The $24 million used to purchase the three dams was raised through private donations and a $10 million grant from the federal government directed through the National Oceanic and Atmospheric Administration (NOAA). Another $30 million in private and public funding will be raised to complete the project.
John Banks, director of the Penobscot Nation Department of Natural Resources, predicts that it won’t take long for the salmon and other anadromous species to come home. “We expect some of the native migratory fish populations to expand soon after the dams are removed,” he said. “There’re remnant populations of some species, like salmon and alewives. Others may take several years of stocking after the dams come out, to jump-start those populations, like American shad.”
All the necessary approvals for the project were secured in October, including permits from the Federal Energy Regulatory Commission, Maine Department of Environmental Protection and the U.S. Army Corps of Engineers. Work to remove the Great Works Dam combined with scientific monitoring before its removal will produce nearly $5 million in regional jobs in engineering, hydrology, construction, science, and local contracting services. Similar economic boomlets are expected for the Veazie Dam removal and the Howland bypass construction. The trust hopes to begin the deconstruction of the Veazie Dam in 2012.
Francis said he expects economic benefits for the Penobscot nation to extend beyond the project’s completion. “There is economic opportunity when you talk about the people who know this river better than anyone else. I think people are excited to spend time on the river with eco-tourism opportunities and guiding opportunities and that kind of thing, so I think it’s going to be a real economic benefit to the Penobscot nation and the communities in the Penobscot River valley.”

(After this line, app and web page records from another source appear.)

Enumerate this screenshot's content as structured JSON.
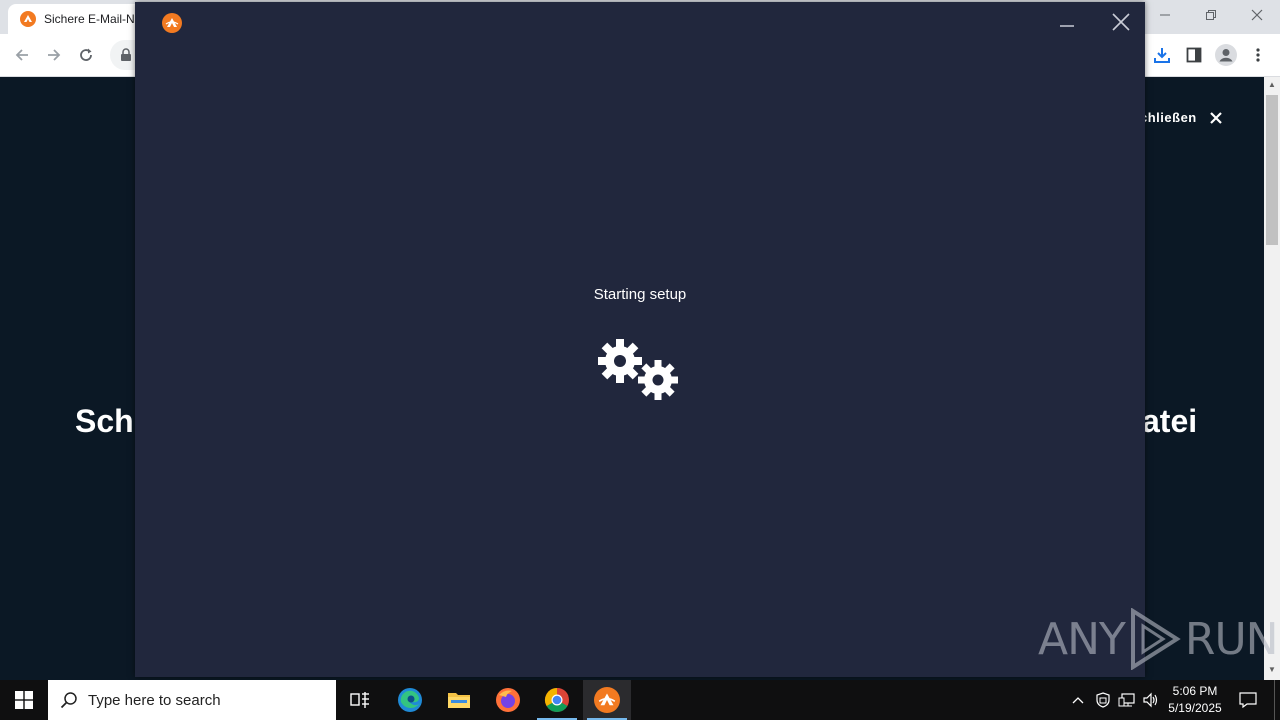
{
  "browser": {
    "tab_title": "Sichere E-Mail-Ne",
    "page": {
      "close_label": "chließen",
      "heading_left": "Schl",
      "heading_right": "atei"
    }
  },
  "installer": {
    "status_text": "Starting setup",
    "logo_color": "#f27a21",
    "background": "#21273d"
  },
  "watermark": {
    "left_text": "ANY",
    "right_text": "RUN"
  },
  "taskbar": {
    "search_placeholder": "Type here to search",
    "clock_time": "5:06 PM",
    "clock_date": "5/19/2025",
    "apps": [
      "task-view",
      "edge",
      "file-explorer",
      "firefox",
      "chrome",
      "avast-installer"
    ]
  }
}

The ground-breaking project has been hailed as a model of collaboration in Europe, Australia, South America and all over the U.S. “Everybody involved worked together,” Francis said. “I think this proves that when people put their minds to common goals, they can be achieved.”